Excerpts from an interface dataset
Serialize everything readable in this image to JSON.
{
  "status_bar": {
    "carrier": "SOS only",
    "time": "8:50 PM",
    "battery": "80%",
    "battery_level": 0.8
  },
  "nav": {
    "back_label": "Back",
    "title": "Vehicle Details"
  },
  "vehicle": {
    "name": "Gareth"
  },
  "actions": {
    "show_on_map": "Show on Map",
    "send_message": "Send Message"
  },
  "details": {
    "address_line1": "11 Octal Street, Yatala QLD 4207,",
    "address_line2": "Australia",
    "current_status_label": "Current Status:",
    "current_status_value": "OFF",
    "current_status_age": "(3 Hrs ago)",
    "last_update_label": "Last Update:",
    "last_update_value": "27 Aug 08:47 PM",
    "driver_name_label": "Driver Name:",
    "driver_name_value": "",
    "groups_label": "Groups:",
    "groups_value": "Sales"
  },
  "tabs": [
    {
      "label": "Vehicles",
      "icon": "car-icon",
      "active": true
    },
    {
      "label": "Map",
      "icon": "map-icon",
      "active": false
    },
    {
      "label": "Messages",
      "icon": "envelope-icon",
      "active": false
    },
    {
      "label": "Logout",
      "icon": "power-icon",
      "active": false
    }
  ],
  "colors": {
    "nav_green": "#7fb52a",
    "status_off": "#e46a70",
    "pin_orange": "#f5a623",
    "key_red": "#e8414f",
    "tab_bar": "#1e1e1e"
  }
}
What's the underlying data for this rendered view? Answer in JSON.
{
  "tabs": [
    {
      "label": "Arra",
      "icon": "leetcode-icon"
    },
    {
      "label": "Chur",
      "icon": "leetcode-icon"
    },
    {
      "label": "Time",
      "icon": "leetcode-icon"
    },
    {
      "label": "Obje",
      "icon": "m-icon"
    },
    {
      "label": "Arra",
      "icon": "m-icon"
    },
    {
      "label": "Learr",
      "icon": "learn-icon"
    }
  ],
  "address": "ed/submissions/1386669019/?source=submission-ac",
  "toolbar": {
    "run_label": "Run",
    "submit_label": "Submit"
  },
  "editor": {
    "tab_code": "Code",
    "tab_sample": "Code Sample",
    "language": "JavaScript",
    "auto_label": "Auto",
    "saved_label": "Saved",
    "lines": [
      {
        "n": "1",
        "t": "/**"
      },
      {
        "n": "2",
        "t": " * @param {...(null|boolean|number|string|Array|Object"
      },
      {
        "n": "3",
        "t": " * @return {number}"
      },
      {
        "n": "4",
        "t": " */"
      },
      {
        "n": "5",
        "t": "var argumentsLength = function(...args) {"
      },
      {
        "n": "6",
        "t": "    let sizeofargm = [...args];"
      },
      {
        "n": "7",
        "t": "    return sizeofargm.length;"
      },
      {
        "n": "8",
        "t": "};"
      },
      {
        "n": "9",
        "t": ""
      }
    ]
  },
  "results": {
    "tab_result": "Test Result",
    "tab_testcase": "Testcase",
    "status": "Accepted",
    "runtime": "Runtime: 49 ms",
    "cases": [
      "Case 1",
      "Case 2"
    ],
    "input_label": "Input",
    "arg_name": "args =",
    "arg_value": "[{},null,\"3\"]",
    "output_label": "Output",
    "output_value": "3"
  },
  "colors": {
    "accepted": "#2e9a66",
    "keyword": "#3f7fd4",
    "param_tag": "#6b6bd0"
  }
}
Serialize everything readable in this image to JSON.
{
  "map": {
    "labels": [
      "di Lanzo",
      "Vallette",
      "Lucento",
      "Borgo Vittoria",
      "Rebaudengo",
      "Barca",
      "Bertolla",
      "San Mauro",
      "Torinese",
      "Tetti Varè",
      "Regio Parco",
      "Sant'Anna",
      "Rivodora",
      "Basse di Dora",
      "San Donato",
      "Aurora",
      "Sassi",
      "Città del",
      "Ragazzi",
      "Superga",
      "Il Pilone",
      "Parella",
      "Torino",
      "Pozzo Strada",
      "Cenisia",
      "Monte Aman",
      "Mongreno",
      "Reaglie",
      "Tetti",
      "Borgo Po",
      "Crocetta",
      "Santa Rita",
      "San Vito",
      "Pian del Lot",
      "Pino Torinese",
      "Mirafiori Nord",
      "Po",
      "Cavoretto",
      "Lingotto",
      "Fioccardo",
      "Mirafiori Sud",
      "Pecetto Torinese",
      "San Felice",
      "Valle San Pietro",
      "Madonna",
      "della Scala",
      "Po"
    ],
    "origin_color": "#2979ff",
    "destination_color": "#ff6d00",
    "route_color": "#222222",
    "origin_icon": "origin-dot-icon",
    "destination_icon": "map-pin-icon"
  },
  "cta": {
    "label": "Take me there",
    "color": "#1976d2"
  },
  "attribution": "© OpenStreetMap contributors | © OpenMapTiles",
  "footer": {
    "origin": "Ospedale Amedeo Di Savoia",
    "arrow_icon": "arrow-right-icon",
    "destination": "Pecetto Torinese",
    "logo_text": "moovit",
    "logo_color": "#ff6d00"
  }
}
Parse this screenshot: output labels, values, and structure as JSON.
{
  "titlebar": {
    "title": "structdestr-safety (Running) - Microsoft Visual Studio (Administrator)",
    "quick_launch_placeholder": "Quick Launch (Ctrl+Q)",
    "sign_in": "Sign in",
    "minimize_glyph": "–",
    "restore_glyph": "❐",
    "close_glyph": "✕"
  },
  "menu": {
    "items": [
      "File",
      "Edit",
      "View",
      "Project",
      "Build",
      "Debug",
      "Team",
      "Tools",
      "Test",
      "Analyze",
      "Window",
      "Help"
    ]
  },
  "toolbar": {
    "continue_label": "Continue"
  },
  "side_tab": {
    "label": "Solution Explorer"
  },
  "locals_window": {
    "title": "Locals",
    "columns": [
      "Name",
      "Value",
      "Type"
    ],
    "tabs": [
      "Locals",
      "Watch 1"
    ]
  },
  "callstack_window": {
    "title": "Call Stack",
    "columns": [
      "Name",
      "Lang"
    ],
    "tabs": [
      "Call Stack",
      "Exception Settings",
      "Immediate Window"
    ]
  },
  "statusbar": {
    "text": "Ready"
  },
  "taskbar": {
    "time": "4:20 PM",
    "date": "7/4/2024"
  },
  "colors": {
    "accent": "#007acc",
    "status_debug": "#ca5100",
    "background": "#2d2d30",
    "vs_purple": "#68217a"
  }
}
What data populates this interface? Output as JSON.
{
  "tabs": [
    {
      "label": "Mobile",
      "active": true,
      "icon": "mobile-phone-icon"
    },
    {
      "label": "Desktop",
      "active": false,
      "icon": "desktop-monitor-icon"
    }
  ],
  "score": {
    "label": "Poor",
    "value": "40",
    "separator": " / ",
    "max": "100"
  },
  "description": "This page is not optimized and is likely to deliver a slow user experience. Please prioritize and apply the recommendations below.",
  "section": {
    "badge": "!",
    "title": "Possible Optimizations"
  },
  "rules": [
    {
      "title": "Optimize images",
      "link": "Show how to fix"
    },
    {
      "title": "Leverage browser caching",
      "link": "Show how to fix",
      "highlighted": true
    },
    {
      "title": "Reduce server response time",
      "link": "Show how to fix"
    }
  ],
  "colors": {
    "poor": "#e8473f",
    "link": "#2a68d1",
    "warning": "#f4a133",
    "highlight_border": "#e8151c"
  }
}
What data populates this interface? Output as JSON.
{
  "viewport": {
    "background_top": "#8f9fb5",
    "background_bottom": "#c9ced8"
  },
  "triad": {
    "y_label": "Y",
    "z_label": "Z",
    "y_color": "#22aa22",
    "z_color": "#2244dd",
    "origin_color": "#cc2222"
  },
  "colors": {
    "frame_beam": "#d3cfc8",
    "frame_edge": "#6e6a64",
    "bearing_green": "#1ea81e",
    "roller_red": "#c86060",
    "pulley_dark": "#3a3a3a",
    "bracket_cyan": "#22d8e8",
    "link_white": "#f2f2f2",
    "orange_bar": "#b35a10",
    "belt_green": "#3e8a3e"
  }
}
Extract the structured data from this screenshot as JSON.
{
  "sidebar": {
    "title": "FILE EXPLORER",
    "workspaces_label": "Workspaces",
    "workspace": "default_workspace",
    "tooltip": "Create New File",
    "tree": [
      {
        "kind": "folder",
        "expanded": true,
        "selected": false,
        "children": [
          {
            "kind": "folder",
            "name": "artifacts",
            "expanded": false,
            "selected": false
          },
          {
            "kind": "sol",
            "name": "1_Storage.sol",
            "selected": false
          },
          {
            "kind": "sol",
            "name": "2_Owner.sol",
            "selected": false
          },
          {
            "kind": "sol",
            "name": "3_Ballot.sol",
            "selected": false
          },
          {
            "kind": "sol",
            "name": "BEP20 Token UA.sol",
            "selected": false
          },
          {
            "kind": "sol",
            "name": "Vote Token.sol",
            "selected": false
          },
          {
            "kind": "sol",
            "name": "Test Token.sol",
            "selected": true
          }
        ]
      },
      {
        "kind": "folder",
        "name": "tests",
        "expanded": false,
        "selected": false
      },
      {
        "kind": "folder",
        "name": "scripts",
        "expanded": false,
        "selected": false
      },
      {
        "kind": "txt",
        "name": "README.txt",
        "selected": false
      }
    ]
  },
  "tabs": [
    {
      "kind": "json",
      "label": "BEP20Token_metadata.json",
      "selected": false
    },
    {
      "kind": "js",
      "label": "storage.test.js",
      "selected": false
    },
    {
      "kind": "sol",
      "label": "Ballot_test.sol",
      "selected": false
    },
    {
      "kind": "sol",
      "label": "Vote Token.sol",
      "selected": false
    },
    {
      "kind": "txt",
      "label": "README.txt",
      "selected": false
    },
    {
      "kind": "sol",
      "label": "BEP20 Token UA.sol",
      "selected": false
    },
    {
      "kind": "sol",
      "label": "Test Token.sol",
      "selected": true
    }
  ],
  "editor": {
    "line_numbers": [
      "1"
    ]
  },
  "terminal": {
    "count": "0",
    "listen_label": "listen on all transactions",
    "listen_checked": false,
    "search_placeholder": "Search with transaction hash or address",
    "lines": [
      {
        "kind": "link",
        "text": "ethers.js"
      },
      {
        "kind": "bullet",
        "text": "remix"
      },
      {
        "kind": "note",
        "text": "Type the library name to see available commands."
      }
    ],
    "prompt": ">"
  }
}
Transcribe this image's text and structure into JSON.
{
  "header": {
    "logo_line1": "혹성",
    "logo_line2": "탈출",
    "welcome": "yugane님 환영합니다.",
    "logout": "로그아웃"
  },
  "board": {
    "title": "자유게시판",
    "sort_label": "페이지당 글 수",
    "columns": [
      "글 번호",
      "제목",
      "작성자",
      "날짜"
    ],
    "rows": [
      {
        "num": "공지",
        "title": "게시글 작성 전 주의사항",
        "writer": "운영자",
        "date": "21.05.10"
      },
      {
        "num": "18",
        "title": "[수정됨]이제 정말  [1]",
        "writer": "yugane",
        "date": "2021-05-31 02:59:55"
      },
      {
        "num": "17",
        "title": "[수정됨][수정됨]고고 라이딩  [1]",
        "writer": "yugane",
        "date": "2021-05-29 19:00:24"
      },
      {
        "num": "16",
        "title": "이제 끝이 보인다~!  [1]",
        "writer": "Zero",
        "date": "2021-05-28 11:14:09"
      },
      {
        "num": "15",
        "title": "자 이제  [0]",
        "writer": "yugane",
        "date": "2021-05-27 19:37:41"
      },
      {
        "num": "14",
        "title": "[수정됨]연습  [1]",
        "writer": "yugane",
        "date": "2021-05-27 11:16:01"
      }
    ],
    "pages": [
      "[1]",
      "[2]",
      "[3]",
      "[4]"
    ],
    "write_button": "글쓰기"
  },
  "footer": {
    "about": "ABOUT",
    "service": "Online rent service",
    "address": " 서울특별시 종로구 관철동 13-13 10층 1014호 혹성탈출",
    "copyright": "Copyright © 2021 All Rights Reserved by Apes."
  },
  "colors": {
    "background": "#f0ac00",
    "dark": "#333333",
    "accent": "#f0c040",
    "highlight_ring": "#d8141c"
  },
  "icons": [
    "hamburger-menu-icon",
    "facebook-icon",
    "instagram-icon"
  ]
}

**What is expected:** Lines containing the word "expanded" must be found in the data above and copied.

**Solution for this task:**
        "expanded": true,
            "expanded": false,
        "expanded": false,
        "expanded": false,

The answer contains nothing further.